◆ **INPUT MATERIAL**:
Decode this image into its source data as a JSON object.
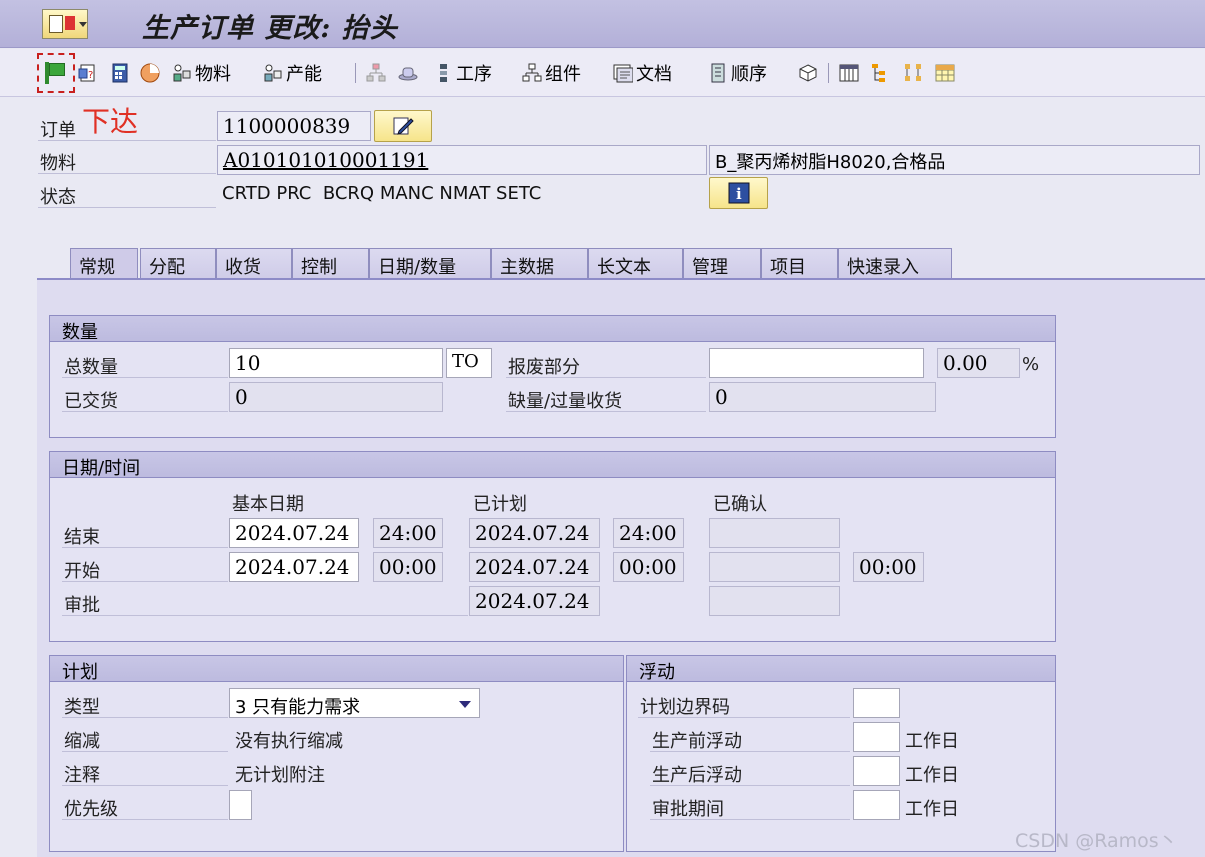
{
  "window": {
    "title": "生产订单 更改: 抬头"
  },
  "toolbar": {
    "items": [
      {
        "icon": "release-flag-icon",
        "label": ""
      },
      {
        "icon": "document-question-icon",
        "label": ""
      },
      {
        "icon": "calculator-icon",
        "label": ""
      },
      {
        "icon": "pie-chart-icon",
        "label": ""
      },
      {
        "icon": "material-icon",
        "label": "物料"
      },
      {
        "icon": "capacity-icon",
        "label": "产能"
      },
      {
        "icon": "hierarchy-icon",
        "label": ""
      },
      {
        "icon": "hat-icon",
        "label": ""
      },
      {
        "icon": "operations-icon",
        "label": "工序"
      },
      {
        "icon": "components-icon",
        "label": "组件"
      },
      {
        "icon": "documents-icon",
        "label": "文档"
      },
      {
        "icon": "sequence-icon",
        "label": "顺序"
      },
      {
        "icon": "cube-icon",
        "label": ""
      },
      {
        "icon": "columns-icon",
        "label": ""
      },
      {
        "icon": "tree-icon",
        "label": ""
      },
      {
        "icon": "network-icon",
        "label": ""
      },
      {
        "icon": "grid-icon",
        "label": ""
      }
    ]
  },
  "annotation": "下达",
  "header": {
    "order_label": "订单",
    "order_value": "1100000839",
    "material_label": "物料",
    "material_value": "A010101010001191",
    "material_desc": "B_聚丙烯树脂H8020,合格品",
    "status_label": "状态",
    "status_value": "CRTD PRC  BCRQ MANC NMAT SETC"
  },
  "tabs": [
    "常规",
    "分配",
    "收货",
    "控制",
    "日期/数量",
    "主数据",
    "长文本",
    "管理",
    "项目",
    "快速录入"
  ],
  "quantity": {
    "title": "数量",
    "total_label": "总数量",
    "total_value": "10",
    "unit": "TO",
    "scrap_label": "报废部分",
    "scrap_value": "",
    "scrap_pct": "0.00",
    "pct_sign": "%",
    "delivered_label": "已交货",
    "delivered_value": "0",
    "short_label": "缺量/过量收货",
    "short_value": "0"
  },
  "dates": {
    "title": "日期/时间",
    "col_basic": "基本日期",
    "col_sched": "已计划",
    "col_confirmed": "已确认",
    "end_label": "结束",
    "start_label": "开始",
    "release_label": "审批",
    "end_basic_date": "2024.07.24",
    "end_basic_time": "24:00",
    "end_sched_date": "2024.07.24",
    "end_sched_time": "24:00",
    "end_conf": "",
    "start_basic_date": "2024.07.24",
    "start_basic_time": "00:00",
    "start_sched_date": "2024.07.24",
    "start_sched_time": "00:00",
    "start_conf": "",
    "start_conf_time": "00:00",
    "release_sched_date": "2024.07.24",
    "release_conf": ""
  },
  "plan": {
    "title": "计划",
    "type_label": "类型",
    "type_value": "3 只有能力需求",
    "reduction_label": "缩减",
    "reduction_value": "没有执行缩减",
    "note_label": "注释",
    "note_value": "无计划附注",
    "priority_label": "优先级",
    "priority_value": ""
  },
  "float": {
    "title": "浮动",
    "sm_key_label": "计划边界码",
    "sm_key_value": "",
    "before_label": "生产前浮动",
    "before_value": "",
    "after_label": "生产后浮动",
    "after_value": "",
    "release_label": "审批期间",
    "release_value": "",
    "unit": "工作日"
  },
  "watermark": "CSDN @Ramos丶"
}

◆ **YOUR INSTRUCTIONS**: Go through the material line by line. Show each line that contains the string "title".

◆ **EXERCISE ANSWER**:
    "title": "生产订单 更改: 抬头"
    "title": "数量",
    "title": "日期/时间",
    "title": "计划",
    "title": "浮动",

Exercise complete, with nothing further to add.